There is broad agreement that exposure to racial epithets, where deemed “severe and pervasive,” alters the terms and conditions of employment and is actionable discrimination under Title VII. See, e.g., Rodgers v. W.S. Life Ins. Co., 12 F.3d 668, 675 (7th Cir. 1993) (quoting Meritor Sav. Bank, 477 U.S. at 67); Spriggs v. Diamond Auto Glass, 242 F.3d 179, 185 (4th Cir. 2001) (same, quoting Rodgers, 12 F.3d at 675); Richardson v. N.Y. State Dept of Corr. Serv., 180 F.3d 426, 439 (2d Cir. 1999), abrogated on other grounds, Burlington N. & Santa Fe Ry. Co. v. White, 548 U.S. 53 (2006) (same, quoting Rodgers, 12 F.3d at 675)). And the consensus is that when the N-word is wielded in the workplace, its toxicity is magnified. In Rodgers, the Seventh Circuit opined that “no single act can more quickly alter the conditions of employment and create an abusive working environment than the use of an unambiguously racial epithet such as ‘Nigger’ by a supervisor in the presence of his subordinates.” 12 F.3d at 675. Likewise, in McGinest, the Ninth Circuit concluded that use of the N-word in reference to a Black employee and the prevalence of racially charged graffiti at the workplace were “significant exacerbating factors in evaluating the severity of the racial hostility.” 360 F.3d at 1116.

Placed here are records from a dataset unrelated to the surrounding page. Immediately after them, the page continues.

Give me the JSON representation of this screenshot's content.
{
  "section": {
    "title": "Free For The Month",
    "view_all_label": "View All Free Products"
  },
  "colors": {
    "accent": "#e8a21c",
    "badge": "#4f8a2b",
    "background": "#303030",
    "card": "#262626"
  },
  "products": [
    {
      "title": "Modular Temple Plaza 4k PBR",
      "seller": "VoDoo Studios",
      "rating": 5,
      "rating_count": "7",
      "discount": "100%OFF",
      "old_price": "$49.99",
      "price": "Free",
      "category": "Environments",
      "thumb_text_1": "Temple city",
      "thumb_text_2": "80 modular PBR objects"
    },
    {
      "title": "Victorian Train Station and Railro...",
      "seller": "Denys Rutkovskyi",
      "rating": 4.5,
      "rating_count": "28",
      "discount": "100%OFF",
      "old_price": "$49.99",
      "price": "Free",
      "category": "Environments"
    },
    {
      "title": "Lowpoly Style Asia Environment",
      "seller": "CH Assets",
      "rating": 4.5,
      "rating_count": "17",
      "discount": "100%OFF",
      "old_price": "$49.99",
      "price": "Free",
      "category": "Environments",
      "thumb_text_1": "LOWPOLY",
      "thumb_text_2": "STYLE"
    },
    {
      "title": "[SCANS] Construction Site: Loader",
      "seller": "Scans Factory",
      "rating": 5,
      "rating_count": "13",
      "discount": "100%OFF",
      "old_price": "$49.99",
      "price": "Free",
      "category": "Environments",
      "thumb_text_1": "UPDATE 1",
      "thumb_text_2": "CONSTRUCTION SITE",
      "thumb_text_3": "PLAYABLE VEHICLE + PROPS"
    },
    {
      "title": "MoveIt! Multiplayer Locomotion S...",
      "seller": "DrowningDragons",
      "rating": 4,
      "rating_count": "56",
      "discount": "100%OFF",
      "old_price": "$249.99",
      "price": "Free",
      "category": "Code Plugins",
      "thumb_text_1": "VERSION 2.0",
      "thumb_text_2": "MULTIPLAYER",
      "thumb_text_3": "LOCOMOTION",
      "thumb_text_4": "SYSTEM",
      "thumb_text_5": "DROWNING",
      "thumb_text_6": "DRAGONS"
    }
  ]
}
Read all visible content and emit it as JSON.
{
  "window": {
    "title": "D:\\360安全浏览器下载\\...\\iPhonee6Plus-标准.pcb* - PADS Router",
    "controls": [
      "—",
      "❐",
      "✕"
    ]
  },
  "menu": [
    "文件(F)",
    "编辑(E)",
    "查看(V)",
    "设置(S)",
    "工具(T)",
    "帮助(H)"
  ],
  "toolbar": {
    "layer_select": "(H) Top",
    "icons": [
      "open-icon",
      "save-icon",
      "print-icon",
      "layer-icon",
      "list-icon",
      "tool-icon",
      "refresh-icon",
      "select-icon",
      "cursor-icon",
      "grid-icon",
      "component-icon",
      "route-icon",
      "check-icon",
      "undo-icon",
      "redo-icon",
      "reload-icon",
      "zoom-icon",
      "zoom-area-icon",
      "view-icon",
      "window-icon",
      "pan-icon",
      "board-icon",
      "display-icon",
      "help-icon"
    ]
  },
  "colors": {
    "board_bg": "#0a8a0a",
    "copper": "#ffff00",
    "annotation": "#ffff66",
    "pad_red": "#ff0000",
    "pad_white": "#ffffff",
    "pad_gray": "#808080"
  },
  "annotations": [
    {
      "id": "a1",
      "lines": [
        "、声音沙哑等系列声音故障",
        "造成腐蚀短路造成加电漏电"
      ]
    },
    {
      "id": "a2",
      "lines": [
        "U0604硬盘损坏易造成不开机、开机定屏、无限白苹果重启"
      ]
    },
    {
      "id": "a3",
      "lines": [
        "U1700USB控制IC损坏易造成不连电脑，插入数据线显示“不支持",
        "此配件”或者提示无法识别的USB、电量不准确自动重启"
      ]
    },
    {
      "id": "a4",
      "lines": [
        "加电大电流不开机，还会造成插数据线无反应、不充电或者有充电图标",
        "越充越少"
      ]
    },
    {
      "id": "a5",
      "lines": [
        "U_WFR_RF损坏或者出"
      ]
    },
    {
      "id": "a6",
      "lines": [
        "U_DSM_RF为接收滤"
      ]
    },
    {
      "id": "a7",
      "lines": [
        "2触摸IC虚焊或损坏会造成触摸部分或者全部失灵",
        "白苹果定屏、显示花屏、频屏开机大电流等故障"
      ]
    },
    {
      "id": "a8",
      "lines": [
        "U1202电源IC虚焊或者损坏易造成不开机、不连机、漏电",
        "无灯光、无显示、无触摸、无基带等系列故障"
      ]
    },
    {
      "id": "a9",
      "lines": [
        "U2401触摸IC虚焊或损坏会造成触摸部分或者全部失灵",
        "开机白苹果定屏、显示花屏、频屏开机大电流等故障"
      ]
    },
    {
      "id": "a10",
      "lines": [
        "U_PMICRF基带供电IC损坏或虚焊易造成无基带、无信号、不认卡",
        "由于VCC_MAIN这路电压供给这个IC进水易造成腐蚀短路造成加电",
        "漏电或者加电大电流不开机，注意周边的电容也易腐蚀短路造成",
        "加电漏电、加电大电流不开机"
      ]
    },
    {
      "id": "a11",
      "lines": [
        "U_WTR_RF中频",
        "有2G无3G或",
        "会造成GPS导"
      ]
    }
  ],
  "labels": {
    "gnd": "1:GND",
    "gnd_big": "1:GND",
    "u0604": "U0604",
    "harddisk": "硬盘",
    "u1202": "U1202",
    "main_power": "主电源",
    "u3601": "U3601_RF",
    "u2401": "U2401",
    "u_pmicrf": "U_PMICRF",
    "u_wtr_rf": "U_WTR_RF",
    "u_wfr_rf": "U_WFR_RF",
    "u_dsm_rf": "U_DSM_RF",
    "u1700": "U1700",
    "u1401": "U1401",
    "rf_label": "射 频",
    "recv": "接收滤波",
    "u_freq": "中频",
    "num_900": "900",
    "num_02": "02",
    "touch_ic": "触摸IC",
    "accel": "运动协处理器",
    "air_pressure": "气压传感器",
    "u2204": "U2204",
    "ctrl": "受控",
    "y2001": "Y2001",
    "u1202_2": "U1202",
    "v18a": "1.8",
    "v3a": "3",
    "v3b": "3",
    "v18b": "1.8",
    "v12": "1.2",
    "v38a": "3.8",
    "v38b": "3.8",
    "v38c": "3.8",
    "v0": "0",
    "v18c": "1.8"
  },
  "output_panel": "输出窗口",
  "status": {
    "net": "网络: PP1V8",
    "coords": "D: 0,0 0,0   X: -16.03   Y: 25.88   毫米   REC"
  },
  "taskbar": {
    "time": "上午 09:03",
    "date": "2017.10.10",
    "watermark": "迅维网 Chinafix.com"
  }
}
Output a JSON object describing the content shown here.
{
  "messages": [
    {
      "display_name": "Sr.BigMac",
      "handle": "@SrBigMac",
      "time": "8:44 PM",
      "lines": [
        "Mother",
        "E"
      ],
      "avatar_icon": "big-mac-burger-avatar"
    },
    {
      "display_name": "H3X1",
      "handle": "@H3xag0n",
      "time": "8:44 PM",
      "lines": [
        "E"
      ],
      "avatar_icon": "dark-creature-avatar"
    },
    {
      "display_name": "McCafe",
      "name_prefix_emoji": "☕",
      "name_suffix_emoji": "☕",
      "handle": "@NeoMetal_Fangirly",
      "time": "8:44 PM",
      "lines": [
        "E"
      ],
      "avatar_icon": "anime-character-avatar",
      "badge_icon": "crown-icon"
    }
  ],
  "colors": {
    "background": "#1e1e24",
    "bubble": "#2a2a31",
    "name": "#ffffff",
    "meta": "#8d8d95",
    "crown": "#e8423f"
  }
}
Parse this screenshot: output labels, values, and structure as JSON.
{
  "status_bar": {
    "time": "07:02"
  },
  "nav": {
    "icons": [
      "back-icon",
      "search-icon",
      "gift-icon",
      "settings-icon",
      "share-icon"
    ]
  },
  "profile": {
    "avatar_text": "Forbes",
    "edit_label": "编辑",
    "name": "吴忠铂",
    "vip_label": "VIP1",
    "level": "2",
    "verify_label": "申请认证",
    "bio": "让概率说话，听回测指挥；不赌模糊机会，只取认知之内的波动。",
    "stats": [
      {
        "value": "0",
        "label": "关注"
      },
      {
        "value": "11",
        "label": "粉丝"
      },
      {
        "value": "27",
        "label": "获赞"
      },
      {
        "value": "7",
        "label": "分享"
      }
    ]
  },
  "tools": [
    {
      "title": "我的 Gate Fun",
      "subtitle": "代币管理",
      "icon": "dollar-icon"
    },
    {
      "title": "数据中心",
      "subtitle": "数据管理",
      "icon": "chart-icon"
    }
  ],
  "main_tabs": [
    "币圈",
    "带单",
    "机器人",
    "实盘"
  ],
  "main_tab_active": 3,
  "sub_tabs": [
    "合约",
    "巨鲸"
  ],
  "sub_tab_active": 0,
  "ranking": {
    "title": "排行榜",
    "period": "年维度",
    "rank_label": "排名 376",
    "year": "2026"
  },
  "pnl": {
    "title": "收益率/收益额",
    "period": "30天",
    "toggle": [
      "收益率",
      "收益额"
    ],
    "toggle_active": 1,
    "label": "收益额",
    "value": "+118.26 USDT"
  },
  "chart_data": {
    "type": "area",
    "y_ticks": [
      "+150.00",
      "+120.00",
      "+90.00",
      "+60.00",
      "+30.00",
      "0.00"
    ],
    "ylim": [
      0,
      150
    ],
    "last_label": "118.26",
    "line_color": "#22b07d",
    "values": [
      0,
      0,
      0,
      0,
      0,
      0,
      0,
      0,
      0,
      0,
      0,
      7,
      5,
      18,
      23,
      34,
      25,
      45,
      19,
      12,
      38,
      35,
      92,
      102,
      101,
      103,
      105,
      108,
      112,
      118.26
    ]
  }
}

In the absence of definitive guidance from this Court, however, lower courts have split on whether a single utterance of (or limited exposure to) the N-word at work can be severe enough to constitute a hostile work environment. The Third, Fourth, and D.C. Circuits agree that it can. See Castleberry v. STI Grp., 863 F.3d 259, 264 (3d Cir. 2017) (holding that “one such instance” of the N-word “can suffice to state a claim”); Boyer-Lberto v. Fontainebleau Corp., 786 F.3d 264, 280 (4th Cir. 2015) (en banc) (holding that “a reasonable jury could find that ... two uses of the ‘porch monkey’ epithet,” which the court deemed as “odious” as the word “Nigger,” “whether viewed as a single incident or as a pair of discrete instances of harassment - were severe enough to engender a hostile work environment”); Ayissi-Etoh v. Fannie Mae, 712 F.3d 572, 580 (D.C. Cir. 2013) (Kavanaugh, J., concurring) (“[B]eing called the [N]-word by a supervisor ... suffices by itself to establish a racially hostile work environment.”). In contrast, the Sixth, Seventh, Eighth, and Tenth Circuits - like the Fifth Circuit here - hold that an “isolated” use of the N-word is not serious enough to constitute actionable discrimination under Title VII. See Pet. at 12-16 (collecting cases).

The Third, Fourth, and D.C. Circuits' approach accords with the social science on the uniquely pernicious effects of the N-word at work, and amici respectfully urge this Court to adopt this approach.